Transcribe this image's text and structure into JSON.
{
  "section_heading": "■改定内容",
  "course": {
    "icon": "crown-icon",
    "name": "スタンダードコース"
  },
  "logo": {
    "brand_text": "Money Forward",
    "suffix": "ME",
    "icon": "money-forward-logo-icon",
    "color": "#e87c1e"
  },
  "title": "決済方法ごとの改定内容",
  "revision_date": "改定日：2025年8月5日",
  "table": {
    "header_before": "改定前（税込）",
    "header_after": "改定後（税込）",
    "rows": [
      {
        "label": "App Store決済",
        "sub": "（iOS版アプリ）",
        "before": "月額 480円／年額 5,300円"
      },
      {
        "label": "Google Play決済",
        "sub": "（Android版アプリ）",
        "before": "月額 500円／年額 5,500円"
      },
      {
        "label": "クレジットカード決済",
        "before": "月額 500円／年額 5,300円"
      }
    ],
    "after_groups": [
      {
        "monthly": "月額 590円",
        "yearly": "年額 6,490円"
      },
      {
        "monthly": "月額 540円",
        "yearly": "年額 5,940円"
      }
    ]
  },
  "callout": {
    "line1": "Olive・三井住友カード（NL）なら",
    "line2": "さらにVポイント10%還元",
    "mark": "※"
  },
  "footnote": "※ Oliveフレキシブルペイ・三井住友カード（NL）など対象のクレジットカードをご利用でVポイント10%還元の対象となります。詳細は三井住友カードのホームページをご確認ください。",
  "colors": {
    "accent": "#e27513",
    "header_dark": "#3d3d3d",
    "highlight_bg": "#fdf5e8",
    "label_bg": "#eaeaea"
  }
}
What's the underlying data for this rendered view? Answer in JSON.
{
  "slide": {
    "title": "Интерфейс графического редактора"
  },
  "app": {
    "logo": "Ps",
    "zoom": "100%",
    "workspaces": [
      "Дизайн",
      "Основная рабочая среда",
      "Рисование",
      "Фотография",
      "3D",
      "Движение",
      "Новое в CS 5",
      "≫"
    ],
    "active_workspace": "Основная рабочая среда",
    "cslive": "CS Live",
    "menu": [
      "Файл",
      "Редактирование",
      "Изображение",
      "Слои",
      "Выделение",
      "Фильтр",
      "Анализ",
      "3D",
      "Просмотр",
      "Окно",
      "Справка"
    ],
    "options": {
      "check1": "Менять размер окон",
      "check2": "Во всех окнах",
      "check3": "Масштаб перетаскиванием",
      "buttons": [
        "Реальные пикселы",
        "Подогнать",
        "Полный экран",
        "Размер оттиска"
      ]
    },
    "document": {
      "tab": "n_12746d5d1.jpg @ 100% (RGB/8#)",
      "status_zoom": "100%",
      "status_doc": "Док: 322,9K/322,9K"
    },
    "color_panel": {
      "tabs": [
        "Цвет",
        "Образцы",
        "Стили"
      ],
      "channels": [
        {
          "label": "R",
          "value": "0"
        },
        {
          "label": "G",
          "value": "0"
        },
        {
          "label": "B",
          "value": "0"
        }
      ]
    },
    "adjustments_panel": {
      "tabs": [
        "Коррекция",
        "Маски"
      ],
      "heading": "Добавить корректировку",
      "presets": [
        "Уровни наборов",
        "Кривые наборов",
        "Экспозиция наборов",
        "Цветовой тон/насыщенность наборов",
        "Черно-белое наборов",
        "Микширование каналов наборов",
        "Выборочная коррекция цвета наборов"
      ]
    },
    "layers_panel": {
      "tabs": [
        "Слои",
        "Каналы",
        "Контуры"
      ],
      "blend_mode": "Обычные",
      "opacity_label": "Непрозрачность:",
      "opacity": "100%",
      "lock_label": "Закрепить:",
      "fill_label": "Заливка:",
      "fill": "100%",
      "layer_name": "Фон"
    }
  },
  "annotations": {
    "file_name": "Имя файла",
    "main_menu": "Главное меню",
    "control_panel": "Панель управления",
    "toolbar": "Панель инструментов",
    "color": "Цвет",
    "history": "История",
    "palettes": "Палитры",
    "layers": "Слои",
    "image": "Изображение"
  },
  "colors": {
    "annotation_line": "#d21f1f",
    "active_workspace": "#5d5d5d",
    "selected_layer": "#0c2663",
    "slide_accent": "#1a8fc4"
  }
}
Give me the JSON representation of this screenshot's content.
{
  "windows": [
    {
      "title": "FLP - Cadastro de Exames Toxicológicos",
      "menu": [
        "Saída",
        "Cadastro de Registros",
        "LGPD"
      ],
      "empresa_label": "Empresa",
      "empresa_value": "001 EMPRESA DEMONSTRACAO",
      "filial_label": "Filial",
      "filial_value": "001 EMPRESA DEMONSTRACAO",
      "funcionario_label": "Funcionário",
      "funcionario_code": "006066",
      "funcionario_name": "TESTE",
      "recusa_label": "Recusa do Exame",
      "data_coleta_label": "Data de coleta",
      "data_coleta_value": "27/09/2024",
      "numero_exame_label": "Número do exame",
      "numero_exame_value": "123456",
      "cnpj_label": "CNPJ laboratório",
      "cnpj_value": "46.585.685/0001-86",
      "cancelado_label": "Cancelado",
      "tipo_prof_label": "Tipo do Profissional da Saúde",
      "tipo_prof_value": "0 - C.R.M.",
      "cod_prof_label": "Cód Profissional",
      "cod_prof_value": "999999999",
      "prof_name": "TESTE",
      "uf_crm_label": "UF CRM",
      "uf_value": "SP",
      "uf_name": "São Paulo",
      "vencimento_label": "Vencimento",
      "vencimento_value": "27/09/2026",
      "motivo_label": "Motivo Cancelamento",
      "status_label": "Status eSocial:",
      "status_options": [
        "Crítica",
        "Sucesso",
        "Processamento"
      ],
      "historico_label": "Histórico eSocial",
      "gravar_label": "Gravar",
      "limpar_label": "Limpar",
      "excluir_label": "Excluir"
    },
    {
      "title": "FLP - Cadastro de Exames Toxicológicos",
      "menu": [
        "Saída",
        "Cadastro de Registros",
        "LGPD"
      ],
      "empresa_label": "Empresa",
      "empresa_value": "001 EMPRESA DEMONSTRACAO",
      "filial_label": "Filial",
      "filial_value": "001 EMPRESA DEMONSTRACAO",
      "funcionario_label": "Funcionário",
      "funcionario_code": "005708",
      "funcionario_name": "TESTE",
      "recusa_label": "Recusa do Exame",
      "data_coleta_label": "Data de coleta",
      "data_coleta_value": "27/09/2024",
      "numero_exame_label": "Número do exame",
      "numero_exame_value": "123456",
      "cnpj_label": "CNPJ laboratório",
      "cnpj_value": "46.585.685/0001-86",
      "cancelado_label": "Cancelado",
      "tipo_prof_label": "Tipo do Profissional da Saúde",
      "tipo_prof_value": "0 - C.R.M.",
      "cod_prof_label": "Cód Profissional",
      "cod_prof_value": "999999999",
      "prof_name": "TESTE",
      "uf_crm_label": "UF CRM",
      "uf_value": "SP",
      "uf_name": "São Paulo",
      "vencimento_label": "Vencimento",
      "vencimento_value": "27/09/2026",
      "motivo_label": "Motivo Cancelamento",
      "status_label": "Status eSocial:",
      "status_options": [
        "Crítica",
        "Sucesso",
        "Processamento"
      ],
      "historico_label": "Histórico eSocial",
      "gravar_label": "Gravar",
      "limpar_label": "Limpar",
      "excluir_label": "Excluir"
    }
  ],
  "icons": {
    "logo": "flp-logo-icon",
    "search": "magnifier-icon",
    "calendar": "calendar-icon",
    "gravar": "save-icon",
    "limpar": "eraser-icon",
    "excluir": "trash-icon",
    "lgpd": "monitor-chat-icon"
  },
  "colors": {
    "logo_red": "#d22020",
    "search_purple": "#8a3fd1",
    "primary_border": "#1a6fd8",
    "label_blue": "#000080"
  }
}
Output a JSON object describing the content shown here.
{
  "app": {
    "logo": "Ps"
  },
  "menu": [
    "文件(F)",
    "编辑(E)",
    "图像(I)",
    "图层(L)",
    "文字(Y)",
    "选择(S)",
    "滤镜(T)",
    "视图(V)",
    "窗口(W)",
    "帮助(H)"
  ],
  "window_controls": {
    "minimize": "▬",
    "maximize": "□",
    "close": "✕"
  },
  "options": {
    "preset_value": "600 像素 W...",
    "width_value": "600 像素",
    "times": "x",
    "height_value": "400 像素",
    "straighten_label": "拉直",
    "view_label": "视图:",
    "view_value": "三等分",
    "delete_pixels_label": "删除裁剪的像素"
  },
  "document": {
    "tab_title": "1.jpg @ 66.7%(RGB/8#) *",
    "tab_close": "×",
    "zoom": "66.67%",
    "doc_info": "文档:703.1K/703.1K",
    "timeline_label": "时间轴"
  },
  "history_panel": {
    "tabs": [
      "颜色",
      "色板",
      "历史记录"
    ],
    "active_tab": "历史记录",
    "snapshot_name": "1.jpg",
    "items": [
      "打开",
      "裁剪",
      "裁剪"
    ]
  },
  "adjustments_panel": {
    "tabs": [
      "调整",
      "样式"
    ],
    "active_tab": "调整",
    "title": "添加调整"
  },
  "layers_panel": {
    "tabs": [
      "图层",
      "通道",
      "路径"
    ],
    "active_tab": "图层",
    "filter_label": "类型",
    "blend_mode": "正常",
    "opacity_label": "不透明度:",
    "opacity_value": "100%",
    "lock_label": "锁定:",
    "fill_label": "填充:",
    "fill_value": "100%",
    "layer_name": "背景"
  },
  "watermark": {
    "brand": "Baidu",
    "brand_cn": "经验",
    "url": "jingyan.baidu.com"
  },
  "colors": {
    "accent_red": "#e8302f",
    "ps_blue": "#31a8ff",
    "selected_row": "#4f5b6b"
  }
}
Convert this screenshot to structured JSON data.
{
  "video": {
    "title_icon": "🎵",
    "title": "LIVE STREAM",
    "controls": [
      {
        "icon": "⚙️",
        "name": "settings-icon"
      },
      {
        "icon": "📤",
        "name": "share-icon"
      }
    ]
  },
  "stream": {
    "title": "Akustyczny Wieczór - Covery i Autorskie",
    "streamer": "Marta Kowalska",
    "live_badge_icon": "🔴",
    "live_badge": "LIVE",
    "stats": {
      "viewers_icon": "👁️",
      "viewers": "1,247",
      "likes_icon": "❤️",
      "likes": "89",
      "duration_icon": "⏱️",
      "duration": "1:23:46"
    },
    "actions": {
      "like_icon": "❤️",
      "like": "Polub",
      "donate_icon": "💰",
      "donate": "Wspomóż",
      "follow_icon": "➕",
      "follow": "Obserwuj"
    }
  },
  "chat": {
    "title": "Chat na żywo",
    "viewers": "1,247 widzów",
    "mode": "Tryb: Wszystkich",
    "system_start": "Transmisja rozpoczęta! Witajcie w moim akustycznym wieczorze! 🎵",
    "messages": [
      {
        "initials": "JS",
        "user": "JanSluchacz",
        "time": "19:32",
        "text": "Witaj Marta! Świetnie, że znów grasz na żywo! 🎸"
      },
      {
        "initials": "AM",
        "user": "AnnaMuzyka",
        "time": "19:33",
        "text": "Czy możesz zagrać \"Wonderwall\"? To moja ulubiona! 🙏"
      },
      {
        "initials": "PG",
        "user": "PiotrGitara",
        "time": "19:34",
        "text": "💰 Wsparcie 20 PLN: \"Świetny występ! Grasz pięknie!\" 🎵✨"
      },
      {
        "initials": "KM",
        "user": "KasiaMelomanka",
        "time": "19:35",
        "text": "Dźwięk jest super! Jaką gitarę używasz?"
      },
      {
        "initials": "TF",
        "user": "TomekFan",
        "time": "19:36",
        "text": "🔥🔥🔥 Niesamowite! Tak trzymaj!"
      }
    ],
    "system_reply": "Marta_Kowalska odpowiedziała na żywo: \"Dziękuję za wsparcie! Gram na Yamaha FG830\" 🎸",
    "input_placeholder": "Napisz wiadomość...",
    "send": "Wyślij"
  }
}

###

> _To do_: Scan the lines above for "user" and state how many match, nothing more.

> _Response below_: 5